Prodigal Dad - Our family pooch was hit by a car and my daughter thinks that it was all her fault.  Reality aside, how do I turn this into a good thing for her?- Dog-less in Davis County.
 

Dear Dog-less.  I am very sorry for your loss.  Pets are wonderful, horrible, charming, poopy, loving creatures that remind us that there is a God and that he loves even those of us who are imperfect.

Of course your daughter is not to blame -- even if she is at fault.  So she left the door open or she forgot to tie the pooch up.  It's true that every decision we make affects those around us in some way. And yes, things could have ended up differently due to our having agency and choice. But the dog won't judge and neither will you or I. 


Everyone here in a mortal environment -- including your pooch or my wonder dog, Meg  -- will kick the bucket.  Mortals die and move on. As far as your daughter is concerned, deal with pooch's death directly.  Talk about your beliefs. Go over plans for what could happen if you get hit by flying space debris tomorrow.

Comfort her, and talk about all the things you as a family learned from caring for pooch-ella.  And list all of  the things you have learned that you will apply to the next dog - regardless of whether or not there is a next dog.  Celebrate life by acknowledging your dogs death.  Your daughter will appreciate life the more for it.

  
My own religious beliefs allow me the knowledge that there is more to this world than what we see.  This is of great comfort to me at times like this when we have lost a friend. I know that there is an "after" life just as there was a "before" this life.  


Though I'm not exactly sure how this will look, but I am betting that my wonderful pooch will be there as well.    

Friday, September 5, 2014

Don't call me...Maybe

Article Tone:  Light, A Little Less Light, Informative - borderline all-knowing, Preachy, Medium, Medium Rare, Sorta Serious, Death Related

You should have asked Davison Cheney 
-- Don't call me, maybe --

Prodigal Dad,

How do I teach my kids how to behave on the phone.  I am tired of hearing them answer with a "Huh" whenever someone calls. I don't want them paying so much attention to the cell phone that they walk into a pole, but I do want them to have manners. Then they can walk into a pole.  - Too many cells in
Cincinnati
 

Dear Cincinnati,

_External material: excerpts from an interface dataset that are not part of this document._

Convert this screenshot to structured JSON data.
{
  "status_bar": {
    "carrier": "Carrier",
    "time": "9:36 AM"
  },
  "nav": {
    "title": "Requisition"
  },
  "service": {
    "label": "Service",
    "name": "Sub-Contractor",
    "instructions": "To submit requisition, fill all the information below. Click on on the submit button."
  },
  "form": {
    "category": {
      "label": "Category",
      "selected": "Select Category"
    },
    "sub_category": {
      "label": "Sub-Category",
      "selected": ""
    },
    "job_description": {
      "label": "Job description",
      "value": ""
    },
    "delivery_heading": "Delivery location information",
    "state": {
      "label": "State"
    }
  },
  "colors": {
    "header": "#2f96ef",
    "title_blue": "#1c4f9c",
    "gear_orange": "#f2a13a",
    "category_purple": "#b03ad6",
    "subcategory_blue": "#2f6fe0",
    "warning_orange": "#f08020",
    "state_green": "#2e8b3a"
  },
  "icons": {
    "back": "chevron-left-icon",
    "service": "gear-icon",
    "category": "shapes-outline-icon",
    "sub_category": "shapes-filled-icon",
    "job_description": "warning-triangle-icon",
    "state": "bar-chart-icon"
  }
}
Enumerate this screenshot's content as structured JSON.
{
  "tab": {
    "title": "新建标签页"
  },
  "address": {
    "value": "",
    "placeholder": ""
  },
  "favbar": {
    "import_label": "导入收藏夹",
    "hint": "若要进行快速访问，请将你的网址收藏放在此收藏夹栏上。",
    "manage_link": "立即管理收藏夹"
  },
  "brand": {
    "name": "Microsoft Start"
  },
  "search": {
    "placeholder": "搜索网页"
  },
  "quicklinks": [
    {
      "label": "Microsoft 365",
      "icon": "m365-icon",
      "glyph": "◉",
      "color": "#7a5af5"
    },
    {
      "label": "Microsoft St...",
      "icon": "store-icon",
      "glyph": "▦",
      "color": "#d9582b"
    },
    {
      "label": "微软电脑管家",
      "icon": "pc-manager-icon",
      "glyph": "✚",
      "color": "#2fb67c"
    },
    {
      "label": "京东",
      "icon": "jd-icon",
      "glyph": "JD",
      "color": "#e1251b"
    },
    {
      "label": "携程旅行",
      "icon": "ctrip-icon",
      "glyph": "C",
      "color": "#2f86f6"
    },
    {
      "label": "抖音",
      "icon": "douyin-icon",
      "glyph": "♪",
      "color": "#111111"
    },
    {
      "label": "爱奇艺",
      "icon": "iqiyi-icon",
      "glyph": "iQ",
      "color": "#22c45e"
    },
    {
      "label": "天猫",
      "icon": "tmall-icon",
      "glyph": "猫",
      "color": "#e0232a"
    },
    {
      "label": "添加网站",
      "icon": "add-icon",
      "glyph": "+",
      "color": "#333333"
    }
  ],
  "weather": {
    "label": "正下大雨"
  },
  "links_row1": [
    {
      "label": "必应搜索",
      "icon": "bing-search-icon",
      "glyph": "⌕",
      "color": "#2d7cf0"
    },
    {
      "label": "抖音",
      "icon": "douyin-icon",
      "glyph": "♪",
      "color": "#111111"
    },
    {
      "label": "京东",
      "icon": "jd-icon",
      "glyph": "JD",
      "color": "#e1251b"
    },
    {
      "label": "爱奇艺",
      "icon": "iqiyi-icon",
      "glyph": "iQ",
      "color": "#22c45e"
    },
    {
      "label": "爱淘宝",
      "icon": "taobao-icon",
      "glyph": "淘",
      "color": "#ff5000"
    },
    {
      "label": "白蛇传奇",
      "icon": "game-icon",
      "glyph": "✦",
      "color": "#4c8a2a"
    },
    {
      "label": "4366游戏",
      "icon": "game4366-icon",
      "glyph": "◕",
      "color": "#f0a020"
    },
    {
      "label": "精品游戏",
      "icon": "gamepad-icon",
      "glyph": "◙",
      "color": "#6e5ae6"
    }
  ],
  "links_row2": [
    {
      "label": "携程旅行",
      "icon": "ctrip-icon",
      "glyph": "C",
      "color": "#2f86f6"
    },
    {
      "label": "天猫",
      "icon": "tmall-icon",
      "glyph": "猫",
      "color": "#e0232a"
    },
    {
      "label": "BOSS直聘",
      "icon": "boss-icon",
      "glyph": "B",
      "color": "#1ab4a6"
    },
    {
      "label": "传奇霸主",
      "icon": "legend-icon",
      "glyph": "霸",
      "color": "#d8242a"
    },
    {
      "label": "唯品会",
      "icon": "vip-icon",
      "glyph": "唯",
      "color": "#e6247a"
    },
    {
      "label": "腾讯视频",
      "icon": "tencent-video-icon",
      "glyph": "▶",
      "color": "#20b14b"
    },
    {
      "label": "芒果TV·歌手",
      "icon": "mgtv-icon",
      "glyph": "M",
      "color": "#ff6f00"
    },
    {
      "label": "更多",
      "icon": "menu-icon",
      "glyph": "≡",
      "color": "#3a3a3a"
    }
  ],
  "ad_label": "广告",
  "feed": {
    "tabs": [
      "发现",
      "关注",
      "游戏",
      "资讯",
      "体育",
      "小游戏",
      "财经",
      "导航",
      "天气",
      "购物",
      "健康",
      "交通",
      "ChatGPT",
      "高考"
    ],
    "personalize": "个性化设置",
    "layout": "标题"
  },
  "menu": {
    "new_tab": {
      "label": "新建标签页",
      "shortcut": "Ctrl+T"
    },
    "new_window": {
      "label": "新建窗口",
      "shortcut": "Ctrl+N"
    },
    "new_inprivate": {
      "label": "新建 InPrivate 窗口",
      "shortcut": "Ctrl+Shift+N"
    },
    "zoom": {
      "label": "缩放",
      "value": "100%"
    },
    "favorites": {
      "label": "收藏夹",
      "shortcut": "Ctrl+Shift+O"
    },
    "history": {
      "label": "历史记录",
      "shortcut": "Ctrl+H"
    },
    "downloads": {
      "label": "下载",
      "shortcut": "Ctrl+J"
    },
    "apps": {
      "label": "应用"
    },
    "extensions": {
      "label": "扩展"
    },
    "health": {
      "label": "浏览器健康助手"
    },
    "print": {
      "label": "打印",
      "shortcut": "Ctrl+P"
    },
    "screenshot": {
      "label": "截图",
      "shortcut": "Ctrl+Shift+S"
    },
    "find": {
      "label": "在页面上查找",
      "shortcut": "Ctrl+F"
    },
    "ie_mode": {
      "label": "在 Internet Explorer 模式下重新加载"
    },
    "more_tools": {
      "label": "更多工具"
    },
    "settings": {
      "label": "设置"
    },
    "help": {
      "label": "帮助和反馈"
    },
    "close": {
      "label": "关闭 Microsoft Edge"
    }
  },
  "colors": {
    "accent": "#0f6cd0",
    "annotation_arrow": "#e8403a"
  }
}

Last week I snuck a rotisserie chicken into a movie, so I don't know if I am the right dad to answer these questions on propriety.
 

What I do know is that our society is becoming more and more casual.  My father was in the medical profession, and we kids learned to answer the phone like a business would answer.  However, "Thank you for calling the fun and faithful family of Dr. Cheney"  doesn't fly today.  It was slightly odd even then.

Things that were ingrained into us are not as important today.  There are things we used to do that the younger generations just don't do: wearing socks with dress pants and undershirts with a white shirt; Using sheets on the bed; sitting down at a table to eat; doing homework -- these are just a few items that have gone the way of the buffalo.



 However, If you, as a parent believe that your kids need certain experiences, then take the iPhone by the ear bud and teach them what you feel is appropriate. You as the mom or dad have the responsibility to give your children the tools to be successful.  Don't wait for Hillary to propose a bill (get it?) to teach kids phone etiquette.
 
The practical application is that if you are paying for the phone it is easy to stipulate the behaviors -- as in,  "Please answer the correct way or you may not have the privilege to use the phone in the future".


If the child is paying for the phone himself then congratulate yourself for teaching the value of money and ask him or her to practice being a human on the phone.